While we can find many differences between the programs put forward by Clinton and Trump, more unites the candidates than divides them. Each are members of the ultra-rich elite (Clinton famously attended Trump’s 2005 wedding and Trump donated over $100,000 to the Clinton Foundation). Both supported the war in Iraq (though Trump now denies it), the war in Afghanistan, and the ongoing “war on ISIS” across the Middle East—wars that have killed at least hundreds of thousands in the past decade and a half. Both cheer Israel’s brutal and colonial occupation of Palestine. Both support the model of free trade — much has been made of Trump’s criticism of NAFTA, but we should remember his comments in the most recent debate that there would be “more free trade deals” under his presidency, so long as they were re-negotiated to be more favorable to American, rather than foreign, businesses.
Given the relatively high support for third party candidacies this year, we must also point out that we cannot support the candidacies of Green Party candidate Jill Stein and Libertarian Gary Johnson. Johnson, who advocates expanding charter schools, cutting environmental regulations, and slashing taxes for the rich is simply another Republican free-market purist in the mold of Rand Paul. Stein’s candidacy has captured support from a significant portion of the left, along with many Sanders voters who, rightly, could not stomach voting for Clinton. We are encouraged that many thousands of youth are turning away from the Democrats and seeking an alternative. However, the Green Party’s vision of an eco-friendly capitalism offers no way out of the current crisis. Nor has the campaign shown itself to be particularly dynamic—unable to connect to, express and strengthen the most dynamic movements in the US right now, Black Lives Matter and the Native American struggle against the North Dakota Access Pipeline. These two candidates cannot and do not represent the rage against racism and questioning of the capitalist system by large sectors of Americans, and especially young people.
The great American socialist, Eugene Debs, who won 6 percent of the popular vote as a presidential candidate in 1912, described the two-party system best: The worker has “no choice between these two capitalist parties, that they are both pledged to the same system and that whether the one or the other succeeds, he [sic] will still remain the wage-working slave he is today.”

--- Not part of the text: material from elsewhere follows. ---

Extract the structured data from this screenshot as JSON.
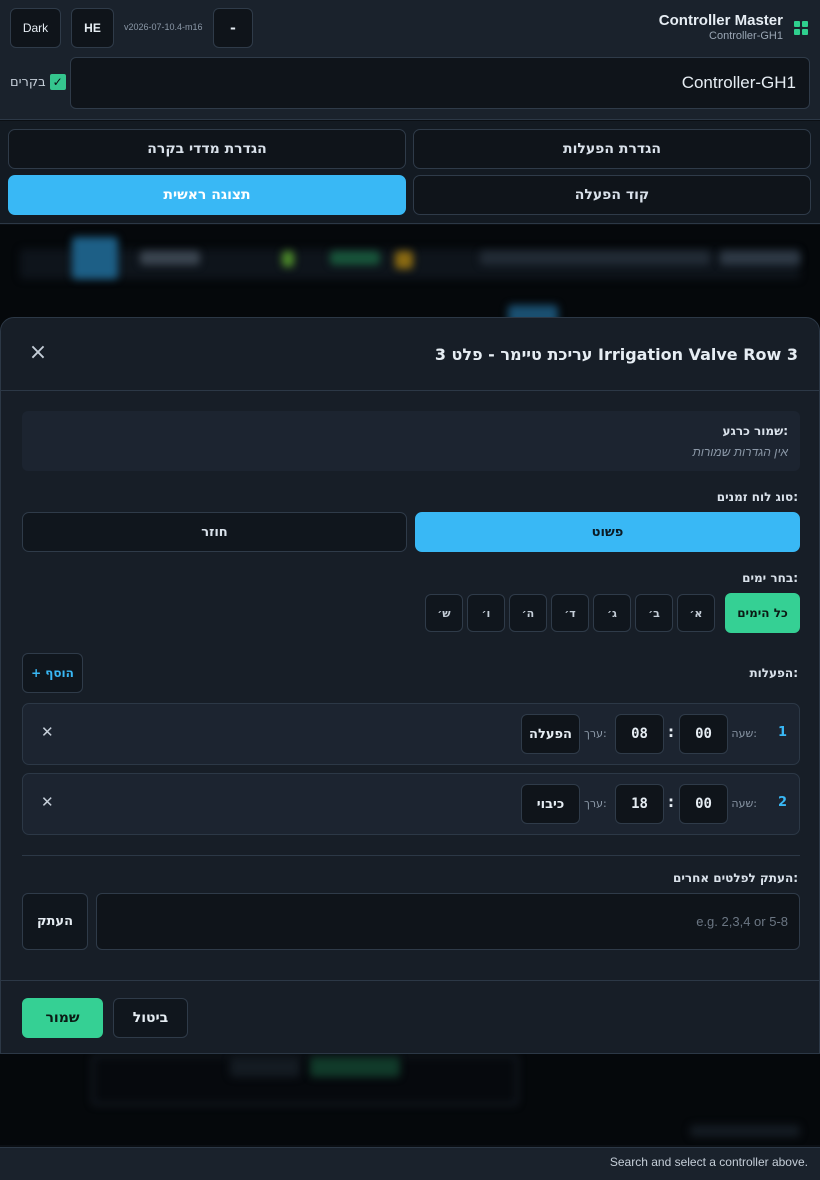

What is needed to confront the current crisis, and with it, the misery, endless wars and environmental disaster, is not the lesser of two evils, but a working class party that challenges the capitalists for power. Neither Trump nor Clinton offer us any hope. To win the world we want, we must mobilize workers, youth, women, and oppressed people, we must organize a political alternative, and we must declare unequivocally: Not With Them.